Kees’ Double Rye IPA, apart from rye, was malted with Pale malt. It keeps the identity of its hops a secret but does divulge they’re American. The beer’s also been dry-hopped with bittering and aroma hops. 

It glugs into the glass mid-amber. You inhale a sweet orange mousse. This is also the beer I get the cracked black pepper hit off when I initially sip it; a hors-d’oeuvre as it gives over to lemon pith and a chewy fruity bitterness. It goes beyond citrus, though. There are cherries and cute little red fruits – the tangiest, lightest and friendliest you can think of.
Kees’ beer’s body is a vat completely filled to the goiters with fruit. You sip it, there’s a pause, and the notes start to rise again like the voices in a children’s choir coming back to the chorus.

The Rye Smile uses Pale, Munich and Crystal malt as well as rye. The hops are Centennial and Columbus. 
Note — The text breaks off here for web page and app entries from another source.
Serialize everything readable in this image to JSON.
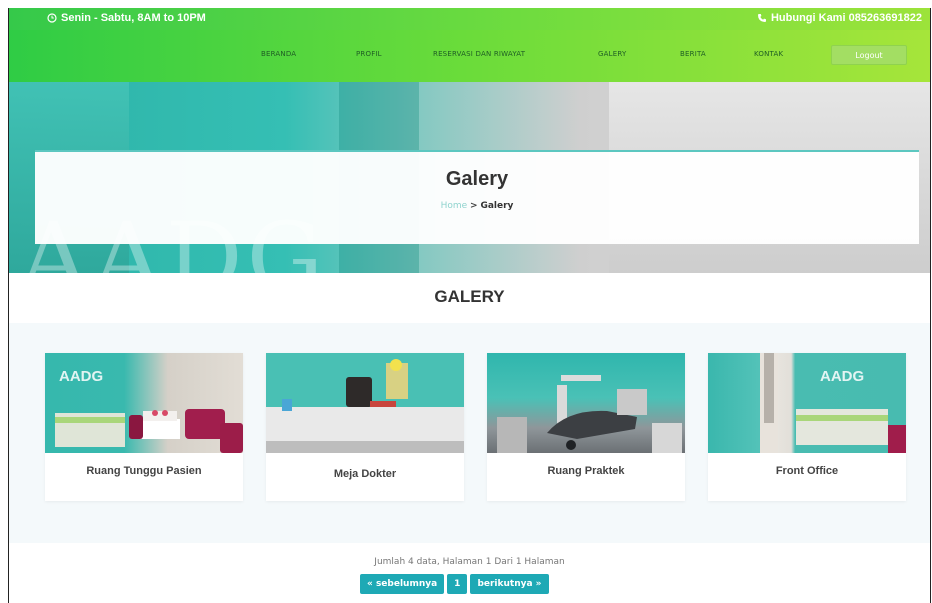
{
  "topbar": {
    "hours": "Senin - Sabtu, 8AM to 10PM",
    "contact": "Hubungi Kami 085263691822"
  },
  "nav": {
    "items": [
      "BERANDA",
      "PROFIL",
      "RESERVASI DAN RIWAYAT",
      "GALERY",
      "BERITA",
      "KONTAK"
    ],
    "logout": "Logout"
  },
  "hero": {
    "title": "Galery",
    "breadcrumb_home": "Home",
    "breadcrumb_sep": ">",
    "breadcrumb_current": "Galery",
    "watermark": "AADG"
  },
  "section": {
    "title": "GALERY"
  },
  "gallery": [
    {
      "caption": "Ruang Tunggu Pasien",
      "logo": "AADG"
    },
    {
      "caption": "Meja Dokter"
    },
    {
      "caption": "Ruang Praktek"
    },
    {
      "caption": "Front Office",
      "logo": "AADG"
    }
  ],
  "pagination": {
    "info": "Jumlah 4 data, Halaman 1 Dari 1 Halaman",
    "prev": "« sebelumnya",
    "page": "1",
    "next": "berikutnya »"
  },
  "colors": {
    "green_start": "#2fcc45",
    "green_end": "#a6e53a",
    "teal": "#1ea9b5"
  }
}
The liquid decants a crimson blood/beetroot and is garlanded by an off-butter lily head. This head will remain, gluey and glossy, right to the bottom of the glass with near-geological stratification. The menacing aroma is of alcohol lurking under the cover of brown sugar. There’s a more pungent sourness too that the alcohol carries: stewed rhubarb. On the first careful swig, the alcohol is still apparent. There’s a touch of citrus but it’s subservient. The boozy warmth remains its main character.
This beer’s body is very malty and it mops up some of the strength. The mouthfeel is very thick and  quite oily. It’s obviously a different style to the other two beers. When you drink this ale, there’s an uncomfortable feeling like someone you can see at the periphery of your vision staring at you on the tube.

Conclusion:

Ryesing Tides seems to be a rye beer cross-bred with a summery golden ale – it’s illuminated, malty and balanced. Out of the three beers, it most brings to the fore the best of my experiences with cask rye. I have had this via that dispense before and compared it to itself on key keg. Cask is hands-down the best way to experience it. If this vertical tasting had been from tap, it almost certainly would’ve won.

In my opinion, Rye Smile doesn’t carry its own alcohol. There’s a difference between feeling the blushing-cheek effects of alcohol and actually tasting it. All ales were drank neat in this experiment. If I’d matched this beer with a garishly sweet almond flapjack or paired it with something like an intimidating stinky blue cheese, it might’ve worked as a balance between aggressors.

Kees Double Rye IPA  does not in any way feel like you’re drinking an ale with an 8.5% ABV soccer punch. It has levity. It has an easy-drinking refreshment. It ends dry, making you want to slake your thirst again. It stays lifted right to the end – even into the yeasty sludge. A lot of experience has gone into this. It’s the first time I’ve ever had a beer by Brouwerij Kees and it’s the winner in this heavy rye shoot-out. Seek it out!

Other Taste-offs:

Black Roast Beers
Flanders Red Ales
World Saisons
Kölsch
Tea-infused Beer
Strong Black IPAs